Let’s break up! Breaking a habit is not like breaking any other inanimate object; it takes time and patience, a lot of patience. However, it has the potential to transform one’s life.
According to a Harvard study that used an app to track participants, most adults spend 47% of their waking lives daydreaming. Much of this time is spent fantasising about the future and making up scenarios that make you happy. In some of these imagined scenarios, you’ve probably quit smoking or given up junk food, and you’re a younger and slimmer version of yourself. Most people live inside their heads, in their wonderland. So how can you truly bring these imaginative stories to life?
The solution is to break a bad habit, which is understandably easier said than done. You won’t be asked to do the obvious thing like reduce stress in your life, but rather to look at these three proven ways that serve as a handy toolkit that might guide you to look at your bad habit in a different light, like a friend who got off track in life and how you could help them get on the right path.
- The Why – Simon Sinek’s Golden Circle can serve as a guiding principle in all aspects of life. He believes that one must begin with the why, rationalising the purpose and cause behind every action. Once you have that, it becomes a powerful motivator propelling you forward. There are certain reasons why you picked up the habit in the first place. So, a compelling reason for letting go of your habit will inspire you.

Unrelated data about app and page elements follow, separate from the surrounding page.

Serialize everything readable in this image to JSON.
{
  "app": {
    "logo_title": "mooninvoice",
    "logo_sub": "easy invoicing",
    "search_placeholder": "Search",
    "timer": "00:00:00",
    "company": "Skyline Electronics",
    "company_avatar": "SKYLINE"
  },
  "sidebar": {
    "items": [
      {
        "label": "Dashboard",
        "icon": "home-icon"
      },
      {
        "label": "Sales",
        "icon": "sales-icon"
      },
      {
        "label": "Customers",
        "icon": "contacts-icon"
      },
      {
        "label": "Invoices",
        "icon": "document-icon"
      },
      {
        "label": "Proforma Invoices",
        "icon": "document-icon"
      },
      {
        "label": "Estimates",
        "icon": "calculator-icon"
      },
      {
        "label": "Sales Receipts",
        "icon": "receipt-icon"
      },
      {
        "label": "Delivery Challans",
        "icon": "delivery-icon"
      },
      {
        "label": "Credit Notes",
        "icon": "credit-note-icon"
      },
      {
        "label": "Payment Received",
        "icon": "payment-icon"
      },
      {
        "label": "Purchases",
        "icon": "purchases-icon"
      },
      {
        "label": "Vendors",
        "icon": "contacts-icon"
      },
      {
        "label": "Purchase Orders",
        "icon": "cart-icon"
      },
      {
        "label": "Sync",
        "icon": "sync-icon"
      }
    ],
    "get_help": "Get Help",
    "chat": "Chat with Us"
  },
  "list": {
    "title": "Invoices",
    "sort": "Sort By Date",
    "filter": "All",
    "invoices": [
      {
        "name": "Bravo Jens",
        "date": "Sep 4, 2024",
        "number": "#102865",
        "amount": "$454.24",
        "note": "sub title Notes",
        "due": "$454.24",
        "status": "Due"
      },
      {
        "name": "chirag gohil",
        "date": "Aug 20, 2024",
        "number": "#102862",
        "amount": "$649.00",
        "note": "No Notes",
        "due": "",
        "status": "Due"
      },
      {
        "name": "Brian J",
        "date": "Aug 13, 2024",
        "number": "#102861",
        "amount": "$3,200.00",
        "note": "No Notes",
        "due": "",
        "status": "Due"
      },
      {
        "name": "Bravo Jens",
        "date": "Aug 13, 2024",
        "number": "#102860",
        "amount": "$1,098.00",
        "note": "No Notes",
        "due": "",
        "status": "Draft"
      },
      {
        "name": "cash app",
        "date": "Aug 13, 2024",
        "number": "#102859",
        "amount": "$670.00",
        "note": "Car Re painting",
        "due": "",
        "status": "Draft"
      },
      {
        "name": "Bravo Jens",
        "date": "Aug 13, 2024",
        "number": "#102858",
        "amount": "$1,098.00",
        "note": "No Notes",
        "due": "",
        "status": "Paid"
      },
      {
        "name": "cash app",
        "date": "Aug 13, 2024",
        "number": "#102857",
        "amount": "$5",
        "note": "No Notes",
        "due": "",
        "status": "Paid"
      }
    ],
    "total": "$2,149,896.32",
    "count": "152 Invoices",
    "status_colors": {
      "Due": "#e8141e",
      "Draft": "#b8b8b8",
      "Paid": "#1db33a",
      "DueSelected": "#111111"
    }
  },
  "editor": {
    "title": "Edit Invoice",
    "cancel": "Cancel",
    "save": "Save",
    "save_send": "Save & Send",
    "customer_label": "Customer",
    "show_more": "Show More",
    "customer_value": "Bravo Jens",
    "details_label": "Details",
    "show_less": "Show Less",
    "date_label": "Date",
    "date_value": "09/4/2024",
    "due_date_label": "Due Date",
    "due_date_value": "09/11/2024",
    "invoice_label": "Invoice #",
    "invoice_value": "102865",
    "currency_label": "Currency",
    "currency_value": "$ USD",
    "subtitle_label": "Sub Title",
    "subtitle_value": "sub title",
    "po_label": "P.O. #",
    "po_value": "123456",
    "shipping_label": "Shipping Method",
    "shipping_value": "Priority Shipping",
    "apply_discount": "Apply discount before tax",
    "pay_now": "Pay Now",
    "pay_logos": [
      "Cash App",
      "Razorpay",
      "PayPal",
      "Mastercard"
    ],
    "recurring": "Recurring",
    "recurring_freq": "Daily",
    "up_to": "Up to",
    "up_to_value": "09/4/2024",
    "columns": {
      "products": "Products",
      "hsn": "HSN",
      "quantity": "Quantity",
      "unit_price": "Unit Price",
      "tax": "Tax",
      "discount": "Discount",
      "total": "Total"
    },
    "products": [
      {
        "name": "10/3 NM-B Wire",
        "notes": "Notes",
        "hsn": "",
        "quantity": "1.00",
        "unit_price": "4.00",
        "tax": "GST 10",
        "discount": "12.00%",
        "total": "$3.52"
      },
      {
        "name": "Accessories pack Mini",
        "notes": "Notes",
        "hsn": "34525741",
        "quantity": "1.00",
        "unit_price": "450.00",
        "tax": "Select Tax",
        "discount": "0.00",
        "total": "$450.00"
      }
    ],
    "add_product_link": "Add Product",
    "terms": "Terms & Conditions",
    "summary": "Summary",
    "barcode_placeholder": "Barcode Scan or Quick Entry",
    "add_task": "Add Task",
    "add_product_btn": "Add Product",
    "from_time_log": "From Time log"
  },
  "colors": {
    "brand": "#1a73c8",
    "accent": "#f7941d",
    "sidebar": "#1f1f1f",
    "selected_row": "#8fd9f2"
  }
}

- Understanding your body – You can’t just wake up one day and decide to change your life completely. You get closer to your goal and take small baby steps when you acknowledge this. Each day of your journey will be different; growth is never linear, so give yourself some leeway. “Enjoyable behaviours can prompt your brain to start releasing a chemical known as dopamine,” according to National Institutes of Health research. When you do something repeatedly, and dopamine is present, it strengthens the habit even more.” Dopamine is crucial in determining whether a habit sticks or breaks. Keeping a journal helps you become self-aware of your body’s needs and holds you accountable. It will give you a better understanding of what triggers you and how to deal with it in the future. 10 steps ahead and 2 steps behind is still 8 steps ahead, so abandon the all-or-nothing mindset.
- Replace, Replace, Replace – When you set out to break a habit, don’t just stop doing it completely; instead, find a replacement because the brain finds it difficult to completely stop doing something. Humans are action-oriented in nature. If you give the brain a better option, it will choose it, so make sure you have a constant inner monologue reminding your brain, heart, and soul that they need to let go of the habit.
Habits are things one does without energy or effort. So making an action that you force your brain to do now into a habit may be a long way off, but it is essential to remember that you are, after all, a human being. You will experience boredom occasionally, and your method may need to be revised. There are countless books and articles on this subject that offer you a quick fix for quitting a bad habit, but only you know your story and how difficult it is. Remember that it is only through trial and error that you will discover what works best for you. Be prepared for setbacks because that is the way of life. This quote can come in handy on tough days; Steve Kamb says, “When you screw up, skip a workout, eat bad foods, or sleep in, it doesn’t make you a bad person. It makes you human. Welcome to the club.”